Connected and highly automated vehicles are subject to cyberattacks. Hackers can penetrate your car’s computer through a vulnerability in a cloud-based audio streaming service, for example. As a result, they’ll take control over your steering wheel or braking system, which are both operated by the same built-in computer.
Therefore, one must question the level of connectivity and automation that cars should have.
The only way to reach total cybersecurity protection is if our cars don’t have Internet access. It is technically possible to make a non-connected, self-driving vehicle. However, it seems that none of the leading researchers in this domain are taking this path.
Hence, we need to find the right balance between connectivity and security. But that is hard to achieve since the latest generation of vehicles tends to connect to an increasing number of online systems.
Standardization, Regulation, and Open Standards
The self-driving vehicle sector needs to have proper regulation to deliver safe and secure automobiles. Being safe on the road is not the same thing as having a secure car, especially when it comes to cybersecurity.
Another problem with autonomous vehicles is they do not use standard components for digital parts and software. Companies such as Waymo, Tesla, Uber, Apple, and Amazon, as well as traditional carmakers, are all developing their own systems for most of the time.
That could be a double-edged sword, as non-standard digital components tend to cause problems more than often.
It is especially alarming in the case of Internet of Things (IoT) networks, which connect hundreds and thousands of devices. That turns your car into a mobile IoT device, where any weakness in the system could be a potential threat for your safety.
That’s because the attacker can take over your smart vehicle by hacking into any program. In other words, cybercriminals will be able to select which route to take, disable the breaks, control driving speed, and other things that could endanger your wellbeing.
Are Car Hacks Possible? – Parting Words
There is no question whether the vehicle of the future will be a connected one or not. A certain level of autonomy will also define any vehicle’s behavior in the years to come. The global autonomous vehicles market is expected to reach $54 billion in 2019 and grow ten-fold within five years.
That means it will hit $556 billion, or half a trillion dollars, by 2026.
Such a market opportunity is both a blessing and a curse, as car manufacturers race to release fully-functioning self-driving cars as soon as possible. Unfortunately, that leaves room for error, especially in the cybersecurity department, which may cause severe troubles in the future.

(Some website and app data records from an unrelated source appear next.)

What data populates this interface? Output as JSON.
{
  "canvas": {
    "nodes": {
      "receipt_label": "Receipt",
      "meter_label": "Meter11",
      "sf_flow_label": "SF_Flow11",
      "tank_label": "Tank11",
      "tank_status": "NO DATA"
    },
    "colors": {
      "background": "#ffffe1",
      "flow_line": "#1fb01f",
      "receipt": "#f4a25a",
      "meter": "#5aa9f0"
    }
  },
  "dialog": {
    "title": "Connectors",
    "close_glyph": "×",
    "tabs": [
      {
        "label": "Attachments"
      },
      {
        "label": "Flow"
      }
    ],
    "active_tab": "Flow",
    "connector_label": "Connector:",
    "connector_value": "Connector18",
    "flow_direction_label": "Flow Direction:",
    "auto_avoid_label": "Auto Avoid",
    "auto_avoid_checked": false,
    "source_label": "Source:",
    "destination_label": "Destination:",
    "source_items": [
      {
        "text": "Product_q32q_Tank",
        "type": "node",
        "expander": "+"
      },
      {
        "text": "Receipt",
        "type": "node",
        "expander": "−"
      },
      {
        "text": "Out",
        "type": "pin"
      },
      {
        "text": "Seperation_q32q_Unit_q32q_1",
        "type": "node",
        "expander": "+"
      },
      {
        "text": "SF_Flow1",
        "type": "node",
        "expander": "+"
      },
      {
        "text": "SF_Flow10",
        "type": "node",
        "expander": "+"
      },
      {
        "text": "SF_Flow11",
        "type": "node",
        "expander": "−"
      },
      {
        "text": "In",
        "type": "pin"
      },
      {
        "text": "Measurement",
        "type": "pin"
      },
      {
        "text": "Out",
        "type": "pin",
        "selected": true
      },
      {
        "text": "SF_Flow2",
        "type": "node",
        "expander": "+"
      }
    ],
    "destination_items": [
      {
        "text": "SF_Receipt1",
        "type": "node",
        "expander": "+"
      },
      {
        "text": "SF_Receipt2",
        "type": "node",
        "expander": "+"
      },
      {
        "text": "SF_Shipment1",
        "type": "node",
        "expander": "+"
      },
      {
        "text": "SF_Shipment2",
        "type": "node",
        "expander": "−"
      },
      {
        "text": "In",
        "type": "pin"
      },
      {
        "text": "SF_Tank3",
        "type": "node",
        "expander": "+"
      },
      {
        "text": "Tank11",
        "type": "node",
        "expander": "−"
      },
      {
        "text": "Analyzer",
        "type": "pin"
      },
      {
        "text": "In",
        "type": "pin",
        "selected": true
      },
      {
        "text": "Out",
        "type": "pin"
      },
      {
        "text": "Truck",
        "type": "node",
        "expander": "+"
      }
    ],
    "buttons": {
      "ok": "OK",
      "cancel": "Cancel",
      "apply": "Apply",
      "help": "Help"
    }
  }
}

The same technology that creates autonomous vehicles also determines who can access every self-driving vehicle. And if someone hacks into the system, they can take total control of the car. It is a feature that can be controlled and operated centrally as well.
But if we want to avoid living in an actual Orwellian society, manufacturers should solve the cybersecurity problems during the design stage, before these vehicles hit the roads.
Would you consider using a self-driving vehicle? Tell us your answer in the comment section below.